Assignment:
Give back the full listing, exactly as it is.
○ ○ ○ ○
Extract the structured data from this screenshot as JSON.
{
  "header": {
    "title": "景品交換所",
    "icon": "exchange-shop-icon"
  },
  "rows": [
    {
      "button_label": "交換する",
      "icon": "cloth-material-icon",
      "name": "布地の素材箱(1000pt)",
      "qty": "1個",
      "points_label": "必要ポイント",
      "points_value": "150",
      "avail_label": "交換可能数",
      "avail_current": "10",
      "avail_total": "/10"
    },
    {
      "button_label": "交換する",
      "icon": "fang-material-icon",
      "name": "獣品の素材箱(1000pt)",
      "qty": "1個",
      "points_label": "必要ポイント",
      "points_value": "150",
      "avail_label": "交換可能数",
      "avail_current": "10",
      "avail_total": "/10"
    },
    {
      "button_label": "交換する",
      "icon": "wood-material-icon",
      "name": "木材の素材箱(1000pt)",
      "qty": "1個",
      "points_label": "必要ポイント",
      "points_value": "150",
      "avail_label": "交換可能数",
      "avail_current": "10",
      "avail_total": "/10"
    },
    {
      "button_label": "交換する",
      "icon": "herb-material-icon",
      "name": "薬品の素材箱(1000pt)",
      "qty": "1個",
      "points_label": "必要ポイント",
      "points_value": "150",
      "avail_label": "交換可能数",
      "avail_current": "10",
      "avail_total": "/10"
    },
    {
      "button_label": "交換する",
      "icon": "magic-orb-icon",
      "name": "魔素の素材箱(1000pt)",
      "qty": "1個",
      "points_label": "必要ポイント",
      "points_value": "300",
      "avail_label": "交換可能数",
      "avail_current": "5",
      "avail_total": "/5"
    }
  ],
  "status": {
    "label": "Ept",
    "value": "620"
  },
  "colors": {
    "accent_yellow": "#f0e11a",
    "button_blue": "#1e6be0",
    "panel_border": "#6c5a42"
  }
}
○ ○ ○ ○
Solution to this task:
Extract the structured data from this screenshot as JSON.
{
  "header": {
    "title": "景品交換所",
    "icon": "exchange-shop-icon"
  },
  "rows": [
    {
      "button_label": "交換する",
      "icon": "cloth-material-icon",
      "name": "布地の素材箱(1000pt)",
      "qty": "1個",
      "points_label": "必要ポイント",
      "points_value": "150",
      "avail_label": "交換可能数",
      "avail_current": "10",
      "avail_total": "/10"
    },
    {
      "button_label": "交換する",
      "icon": "fang-material-icon",
      "name": "獣品の素材箱(1000pt)",
      "qty": "1個",
      "points_label": "必要ポイント",
      "points_value": "150",
      "avail_label": "交換可能数",
      "avail_current": "10",
      "avail_total": "/10"
    },
    {
      "button_label": "交換する",
      "icon": "wood-material-icon",
      "name": "木材の素材箱(1000pt)",
      "qty": "1個",
      "points_label": "必要ポイント",
      "points_value": "150",
      "avail_label": "交換可能数",
      "avail_current": "10",
      "avail_total": "/10"
    },
    {
      "button_label": "交換する",
      "icon": "herb-material-icon",
      "name": "薬品の素材箱(1000pt)",
      "qty": "1個",
      "points_label": "必要ポイント",
      "points_value": "150",
      "avail_label": "交換可能数",
      "avail_current": "10",
      "avail_total": "/10"
    },
    {
      "button_label": "交換する",
      "icon": "magic-orb-icon",
      "name": "魔素の素材箱(1000pt)",
      "qty": "1個",
      "points_label": "必要ポイント",
      "points_value": "300",
      "avail_label": "交換可能数",
      "avail_current": "5",
      "avail_total": "/5"
    }
  ],
  "status": {
    "label": "Ept",
    "value": "620"
  },
  "colors": {
    "accent_yellow": "#f0e11a",
    "button_blue": "#1e6be0",
    "panel_border": "#6c5a42"
  }
}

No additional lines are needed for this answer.